Assignment – Print out the records below with nothing altered.

Data extract –
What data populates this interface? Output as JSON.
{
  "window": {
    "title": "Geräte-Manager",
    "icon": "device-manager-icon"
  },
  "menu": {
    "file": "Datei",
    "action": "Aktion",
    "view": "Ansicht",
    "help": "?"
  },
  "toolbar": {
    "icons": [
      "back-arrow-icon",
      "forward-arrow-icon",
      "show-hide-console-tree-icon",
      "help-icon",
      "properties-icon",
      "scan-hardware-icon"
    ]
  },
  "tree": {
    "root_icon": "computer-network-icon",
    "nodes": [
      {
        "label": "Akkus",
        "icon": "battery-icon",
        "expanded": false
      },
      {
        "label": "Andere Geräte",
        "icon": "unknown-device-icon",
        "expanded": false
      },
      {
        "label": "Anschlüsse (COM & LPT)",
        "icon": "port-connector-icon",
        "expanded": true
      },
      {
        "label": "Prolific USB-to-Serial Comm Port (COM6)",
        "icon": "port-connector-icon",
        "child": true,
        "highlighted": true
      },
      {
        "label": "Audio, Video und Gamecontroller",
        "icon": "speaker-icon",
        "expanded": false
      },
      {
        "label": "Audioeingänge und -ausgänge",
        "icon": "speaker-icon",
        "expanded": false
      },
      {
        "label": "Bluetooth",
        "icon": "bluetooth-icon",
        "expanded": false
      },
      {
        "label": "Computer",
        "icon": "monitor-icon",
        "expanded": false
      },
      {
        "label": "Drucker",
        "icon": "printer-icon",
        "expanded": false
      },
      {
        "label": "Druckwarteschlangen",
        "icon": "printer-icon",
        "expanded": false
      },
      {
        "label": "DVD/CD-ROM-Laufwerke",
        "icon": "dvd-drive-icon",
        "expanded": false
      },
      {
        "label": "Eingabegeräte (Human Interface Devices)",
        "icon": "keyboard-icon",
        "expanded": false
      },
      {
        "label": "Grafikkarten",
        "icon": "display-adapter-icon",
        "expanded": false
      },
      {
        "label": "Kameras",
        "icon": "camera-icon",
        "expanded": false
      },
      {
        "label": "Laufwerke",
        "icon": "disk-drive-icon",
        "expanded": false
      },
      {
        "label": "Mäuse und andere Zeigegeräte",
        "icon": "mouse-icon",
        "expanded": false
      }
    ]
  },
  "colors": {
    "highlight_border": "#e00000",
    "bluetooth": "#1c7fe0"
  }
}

Solved exercise –
What data populates this interface? Output as JSON.
{
  "window": {
    "title": "Geräte-Manager",
    "icon": "device-manager-icon"
  },
  "menu": {
    "file": "Datei",
    "action": "Aktion",
    "view": "Ansicht",
    "help": "?"
  },
  "toolbar": {
    "icons": [
      "back-arrow-icon",
      "forward-arrow-icon",
      "show-hide-console-tree-icon",
      "help-icon",
      "properties-icon",
      "scan-hardware-icon"
    ]
  },
  "tree": {
    "root_icon": "computer-network-icon",
    "nodes": [
      {
        "label": "Akkus",
        "icon": "battery-icon",
        "expanded": false
      },
      {
        "label": "Andere Geräte",
        "icon": "unknown-device-icon",
        "expanded": false
      },
      {
        "label": "Anschlüsse (COM & LPT)",
        "icon": "port-connector-icon",
        "expanded": true
      },
      {
        "label": "Prolific USB-to-Serial Comm Port (COM6)",
        "icon": "port-connector-icon",
        "child": true,
        "highlighted": true
      },
      {
        "label": "Audio, Video und Gamecontroller",
        "icon": "speaker-icon",
        "expanded": false
      },
      {
        "label": "Audioeingänge und -ausgänge",
        "icon": "speaker-icon",
        "expanded": false
      },
      {
        "label": "Bluetooth",
        "icon": "bluetooth-icon",
        "expanded": false
      },
      {
        "label": "Computer",
        "icon": "monitor-icon",
        "expanded": false
      },
      {
        "label": "Drucker",
        "icon": "printer-icon",
        "expanded": false
      },
      {
        "label": "Druckwarteschlangen",
        "icon": "printer-icon",
        "expanded": false
      },
      {
        "label": "DVD/CD-ROM-Laufwerke",
        "icon": "dvd-drive-icon",
        "expanded": false
      },
      {
        "label": "Eingabegeräte (Human Interface Devices)",
        "icon": "keyboard-icon",
        "expanded": false
      },
      {
        "label": "Grafikkarten",
        "icon": "display-adapter-icon",
        "expanded": false
      },
      {
        "label": "Kameras",
        "icon": "camera-icon",
        "expanded": false
      },
      {
        "label": "Laufwerke",
        "icon": "disk-drive-icon",
        "expanded": false
      },
      {
        "label": "Mäuse und andere Zeigegeräte",
        "icon": "mouse-icon",
        "expanded": false
      }
    ]
  },
  "colors": {
    "highlight_border": "#e00000",
    "bluetooth": "#1c7fe0"
  }
}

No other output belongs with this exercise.